Source material Start Marker

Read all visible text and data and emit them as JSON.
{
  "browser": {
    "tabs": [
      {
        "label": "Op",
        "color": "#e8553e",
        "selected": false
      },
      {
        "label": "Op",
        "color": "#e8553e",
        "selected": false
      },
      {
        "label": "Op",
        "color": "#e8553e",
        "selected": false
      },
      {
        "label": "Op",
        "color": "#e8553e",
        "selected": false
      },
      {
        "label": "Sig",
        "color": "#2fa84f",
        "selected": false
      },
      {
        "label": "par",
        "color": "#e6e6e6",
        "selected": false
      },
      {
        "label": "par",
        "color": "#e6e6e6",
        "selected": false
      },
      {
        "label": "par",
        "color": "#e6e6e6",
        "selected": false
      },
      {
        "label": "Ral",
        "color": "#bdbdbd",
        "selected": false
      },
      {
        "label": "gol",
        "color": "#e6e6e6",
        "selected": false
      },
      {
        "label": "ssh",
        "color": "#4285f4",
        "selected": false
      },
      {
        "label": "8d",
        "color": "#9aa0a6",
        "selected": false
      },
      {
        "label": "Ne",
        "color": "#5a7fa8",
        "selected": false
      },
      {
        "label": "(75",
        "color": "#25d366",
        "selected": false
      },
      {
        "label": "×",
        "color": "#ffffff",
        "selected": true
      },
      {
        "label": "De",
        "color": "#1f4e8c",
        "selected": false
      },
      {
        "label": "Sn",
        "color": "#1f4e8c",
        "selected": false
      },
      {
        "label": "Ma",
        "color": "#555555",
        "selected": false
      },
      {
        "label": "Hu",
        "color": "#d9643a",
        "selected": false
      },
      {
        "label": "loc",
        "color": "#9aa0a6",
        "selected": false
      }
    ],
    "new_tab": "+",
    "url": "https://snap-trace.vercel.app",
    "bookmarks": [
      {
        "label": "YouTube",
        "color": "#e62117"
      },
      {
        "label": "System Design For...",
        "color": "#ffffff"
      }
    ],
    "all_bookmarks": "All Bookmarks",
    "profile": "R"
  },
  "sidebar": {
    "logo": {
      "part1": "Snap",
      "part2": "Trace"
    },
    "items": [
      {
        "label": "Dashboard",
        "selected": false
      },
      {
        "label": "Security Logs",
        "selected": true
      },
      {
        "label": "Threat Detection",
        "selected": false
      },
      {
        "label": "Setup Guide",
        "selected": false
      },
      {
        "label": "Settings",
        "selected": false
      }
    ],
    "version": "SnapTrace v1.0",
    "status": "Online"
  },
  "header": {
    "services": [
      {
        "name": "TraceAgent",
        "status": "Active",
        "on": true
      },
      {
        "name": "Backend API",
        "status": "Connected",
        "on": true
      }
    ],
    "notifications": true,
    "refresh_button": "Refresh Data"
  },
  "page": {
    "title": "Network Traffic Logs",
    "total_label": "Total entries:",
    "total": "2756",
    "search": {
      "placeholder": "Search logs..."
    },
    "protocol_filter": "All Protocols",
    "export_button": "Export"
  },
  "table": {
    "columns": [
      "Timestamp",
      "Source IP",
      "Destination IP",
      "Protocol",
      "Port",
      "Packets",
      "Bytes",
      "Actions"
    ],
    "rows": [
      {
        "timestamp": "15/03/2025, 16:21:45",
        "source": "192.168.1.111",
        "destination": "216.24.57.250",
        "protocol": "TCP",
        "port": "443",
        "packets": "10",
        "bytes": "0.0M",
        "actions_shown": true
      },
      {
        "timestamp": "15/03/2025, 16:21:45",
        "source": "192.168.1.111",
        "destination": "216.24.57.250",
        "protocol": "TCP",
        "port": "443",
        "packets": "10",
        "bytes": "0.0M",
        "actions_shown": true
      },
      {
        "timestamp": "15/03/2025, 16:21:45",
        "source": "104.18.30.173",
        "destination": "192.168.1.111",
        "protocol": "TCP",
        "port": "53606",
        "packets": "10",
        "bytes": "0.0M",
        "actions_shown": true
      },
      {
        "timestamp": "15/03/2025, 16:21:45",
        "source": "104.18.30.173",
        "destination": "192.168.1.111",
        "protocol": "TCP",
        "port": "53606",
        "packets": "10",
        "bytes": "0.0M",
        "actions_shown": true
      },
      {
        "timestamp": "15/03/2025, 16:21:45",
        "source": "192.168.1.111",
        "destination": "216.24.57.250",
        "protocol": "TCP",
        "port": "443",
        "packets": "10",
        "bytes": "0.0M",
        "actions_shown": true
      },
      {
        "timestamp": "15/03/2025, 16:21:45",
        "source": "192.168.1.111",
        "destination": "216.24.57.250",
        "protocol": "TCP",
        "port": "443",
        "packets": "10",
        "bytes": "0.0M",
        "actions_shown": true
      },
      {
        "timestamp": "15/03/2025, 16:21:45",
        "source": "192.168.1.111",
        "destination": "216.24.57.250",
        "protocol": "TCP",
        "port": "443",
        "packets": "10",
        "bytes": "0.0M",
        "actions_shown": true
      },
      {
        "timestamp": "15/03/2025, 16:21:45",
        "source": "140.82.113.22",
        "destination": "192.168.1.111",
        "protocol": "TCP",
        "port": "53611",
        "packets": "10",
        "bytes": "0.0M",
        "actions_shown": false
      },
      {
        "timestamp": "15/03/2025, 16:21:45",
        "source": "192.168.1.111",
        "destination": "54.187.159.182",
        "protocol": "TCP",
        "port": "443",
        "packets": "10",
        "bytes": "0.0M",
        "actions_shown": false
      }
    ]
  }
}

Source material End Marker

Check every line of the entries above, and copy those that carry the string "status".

Result ->
    "status": "Online"
        "status": "Active",
        "status": "Connected",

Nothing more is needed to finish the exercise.